In his book I Still Do, David Boehi tells the story of Robertson McQuilkin, who was the president of Columbia Bible College when his wife of 30 years, Muriel, was diagnosed with Alzheimer’s disease. Muriel slowly lost most of her memory, but she would still remember her Robertson. As the disease progressed, Muriel would walk half a mile several times a day to his workplace at the college just to be near him. Realizing that Muriel was content when she was with him but distressed at his absence, Robertson eventually left his position to care for his bride full-time.

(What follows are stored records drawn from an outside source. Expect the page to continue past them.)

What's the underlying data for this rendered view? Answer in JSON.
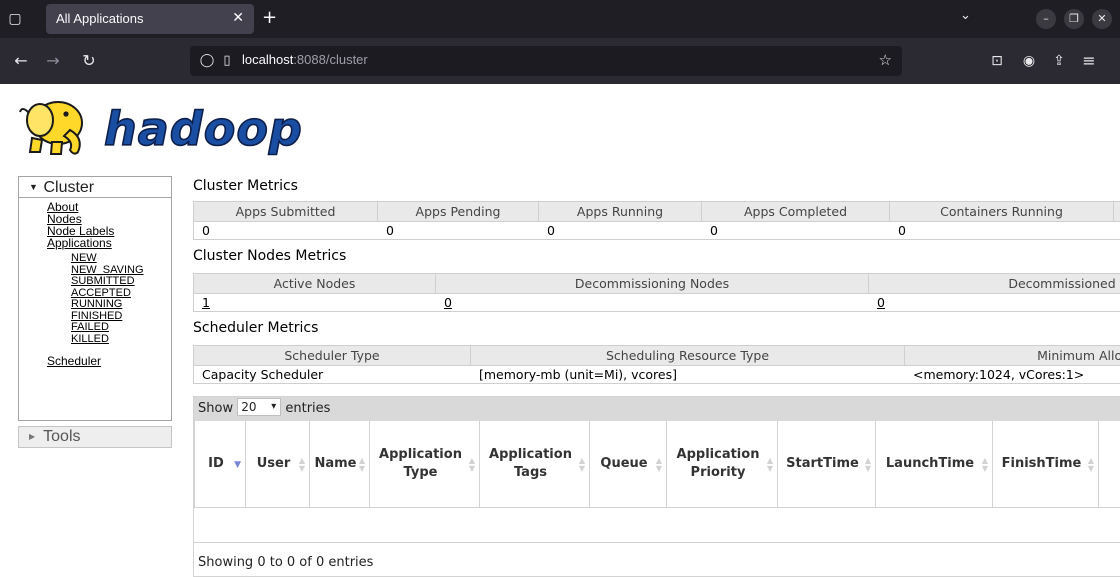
{
  "browser": {
    "tab_title": "All Applications",
    "url_host": "localhost",
    "url_port": ":8088/cluster"
  },
  "logo_text": "hadoop",
  "sidebar": {
    "cluster_label": "Cluster",
    "links": [
      "About",
      "Nodes",
      "Node Labels",
      "Applications"
    ],
    "app_states": [
      "NEW",
      "NEW_SAVING",
      "SUBMITTED",
      "ACCEPTED",
      "RUNNING",
      "FINISHED",
      "FAILED",
      "KILLED"
    ],
    "scheduler_label": "Scheduler",
    "tools_label": "Tools"
  },
  "cluster_metrics": {
    "title": "Cluster Metrics",
    "headers": [
      "Apps Submitted",
      "Apps Pending",
      "Apps Running",
      "Apps Completed",
      "Containers Running"
    ],
    "values": [
      "0",
      "0",
      "0",
      "0",
      "0"
    ]
  },
  "node_metrics": {
    "title": "Cluster Nodes Metrics",
    "headers": [
      "Active Nodes",
      "Decommissioning Nodes",
      "Decommissioned N"
    ],
    "values": [
      "1",
      "0",
      "0"
    ]
  },
  "scheduler_metrics": {
    "title": "Scheduler Metrics",
    "headers": [
      "Scheduler Type",
      "Scheduling Resource Type",
      "Minimum Alloc"
    ],
    "values": [
      "Capacity Scheduler",
      "[memory-mb (unit=Mi), vcores]",
      "<memory:1024, vCores:1>"
    ]
  },
  "apps_table": {
    "show_label": "Show",
    "page_size": "20",
    "entries_label": "entries",
    "columns": [
      "ID",
      "User",
      "Name",
      "Application Type",
      "Application Tags",
      "Queue",
      "Application Priority",
      "StartTime",
      "LaunchTime",
      "FinishTime"
    ],
    "info": "Showing 0 to 0 of 0 entries"
  },
  "colors": {
    "tabbar": "#1f1e25",
    "navbar": "#2b2a33",
    "logo_yellow": "#ffd829",
    "logo_blue": "#1a4ea3"
  }
}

He found it to be not a duty that he needed to care for her — “till death do us part” — but rather a delight. He would say that he didn’t have to care for her, but rather, in his words, “I get to!” He enjoyed her, loved her. And Muriel loved him back. Her last words ever spoken were a simple expression that let him know that she knew who he was and remained in love with him. Robertson expected that he would be leaving his ministry and impact, and he seemed to be at peace with the decision. What he discovered was that his life expanded as he gave up his ministry for the sake of his wife. His love grew and, to his surprise, God used his sacrifice to impact thousands.
In his 30-year research on marriages, John Gottman has suggested that marital friendship is the foundational level of successful marriages. Couples that know each others’ worlds and who express a kind of admiration and fondness toward one another — in short, couples who routinely look at and see each other and express the delight they have in what they see — are those who go on to develop a healthy and thriving relationship that gives both partners joy and meaning.

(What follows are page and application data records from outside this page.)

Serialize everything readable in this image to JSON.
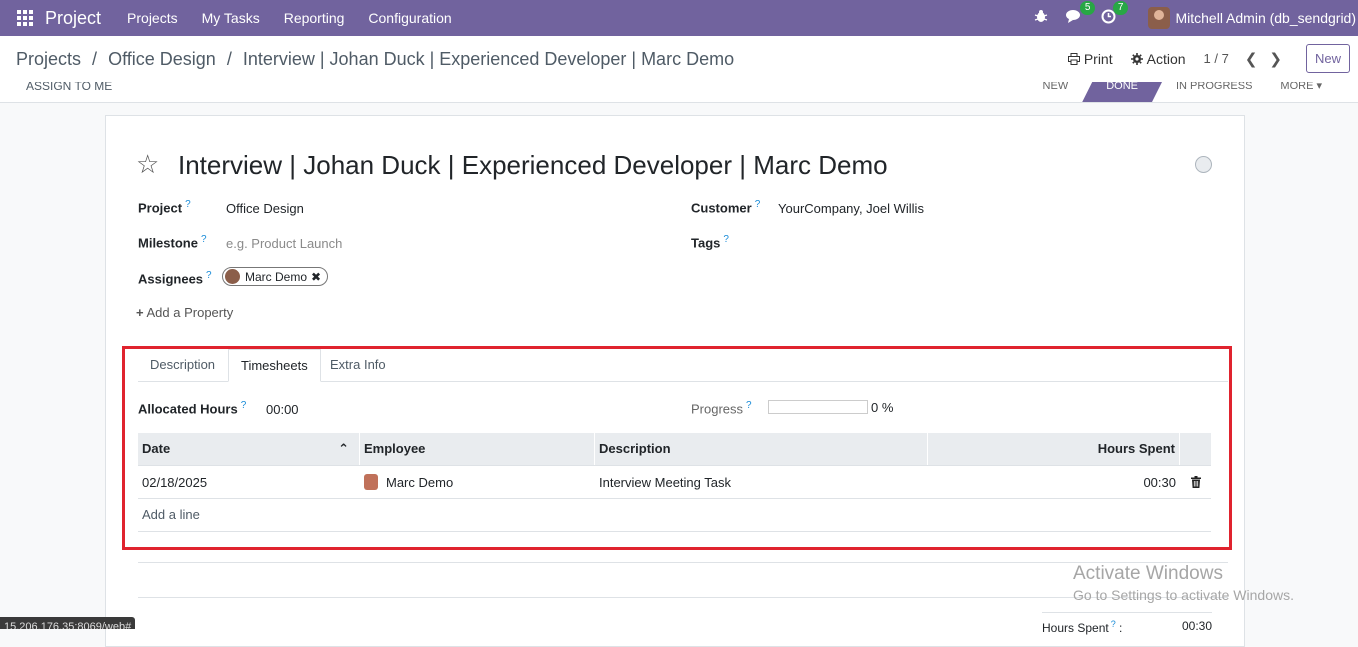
{
  "navbar": {
    "brand": "Project",
    "menu": [
      "Projects",
      "My Tasks",
      "Reporting",
      "Configuration"
    ],
    "messages_count": "5",
    "activities_count": "7",
    "user": "Mitchell Admin (db_sendgrid)"
  },
  "control_panel": {
    "breadcrumb": [
      "Projects",
      "Office Design",
      "Interview | Johan Duck | Experienced Developer | Marc Demo"
    ],
    "separator": "/",
    "print_label": "Print",
    "action_label": "Action",
    "pager": "1 / 7",
    "new_label": "New"
  },
  "statusbar": {
    "assign_label": "ASSIGN TO ME",
    "stages": [
      "NEW",
      "DONE",
      "IN PROGRESS",
      "MORE"
    ],
    "active_stage": "DONE"
  },
  "task": {
    "title": "Interview | Johan Duck | Experienced Developer | Marc Demo",
    "project_label": "Project",
    "project_value": "Office Design",
    "milestone_label": "Milestone",
    "milestone_placeholder": "e.g. Product Launch",
    "assignees_label": "Assignees",
    "assignee": "Marc Demo",
    "customer_label": "Customer",
    "customer_value": "YourCompany, Joel Willis",
    "tags_label": "Tags",
    "add_property": "Add a Property"
  },
  "tabs": [
    "Description",
    "Timesheets",
    "Extra Info"
  ],
  "timesheets": {
    "allocated_label": "Allocated Hours",
    "allocated_value": "00:00",
    "progress_label": "Progress",
    "progress_value": "0 %",
    "progress_fraction": 0,
    "columns": [
      "Date",
      "Employee",
      "Description",
      "Hours Spent"
    ],
    "rows": [
      {
        "date": "02/18/2025",
        "employee": "Marc Demo",
        "description": "Interview Meeting Task",
        "hours": "00:30"
      }
    ],
    "add_line": "Add a line",
    "hours_spent_label": "Hours Spent",
    "hours_spent_total": "00:30"
  },
  "overlay": {
    "watermark_title": "Activate Windows",
    "watermark_sub": "Go to Settings to activate Windows.",
    "status_url": "15.206.176.35:8069/web#"
  }
}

Marital friendship becomes a secure base from which the partners can grow individually as well as grow together and a safe haven to which the partners can return when life inevitably comes at them with hurt and pain.
The Bible tells us that “a friend loves at all times” (Proverbs 17:17). It is easy to imagine expressing love to your spouse during the excitement of courtship or even during the big moments of a life together — the birth of a child, perhaps, or celebrations of birthdays and anniversaries. But it may be in the day-to-day moments that friendship is meant to flourish the most.
How do you greet your spouse in the morning, or when you leave the house or return home?
Do you have moments throughout the day or week when you check in with one another, times that you simply look at one another and remember the things you appreciate about each other, the reasons you choose one another?
In the hustle and bustle of a busy life, with work and kids and demands, it’s easy to forget how important these check-ins are for the vitality of your marriage.
Schedule a time with your spouse this week where you will check in with them. It doesn’t necessarily have to be a lengthy conversation. Sometimes during a particularly hectic week, my wife and I will simply ask each other to share two words to describe where we are in a day. It may be “weary and nervous” or “excited and energized” or anything in between. Also, take a moment this week to think of the qualities about your spouse that you love and make a list of just a few of them. Then, find a time with your partner that you can sit down and tell them what you appreciate about them. Be specific, letting them know of specific moments connected to each of these qualities, times they exhibited these attributes.
With friendship as a foundation, couples can then develop healthy conflict and build a meaningful life together, working to fulfill each other’s’ dreams and collaborating with God in shaping and deepening each others’ hearts and souls for all He intends for them. Marital friendship takes time and energy to create and care for, but it is worth the sacrifice. Let’s follow God in the pursuit of building our marriages into the soul-shaping and joy-giving adventure they are meant to be.
Dr. Brian Fidler
Dr. Brian Fidler is an assistant professor of counseling at Colorado Christian University and a psychotherapist in private practice, helping couples for more than a decade. He has worked with hundreds of couples through the years who wish to work through their marriage struggles and deepen their intimate connection. Dr. Fidler and his wife have been married for 20 years and enjoy spending time with their family, reading, and exploring the outdoors.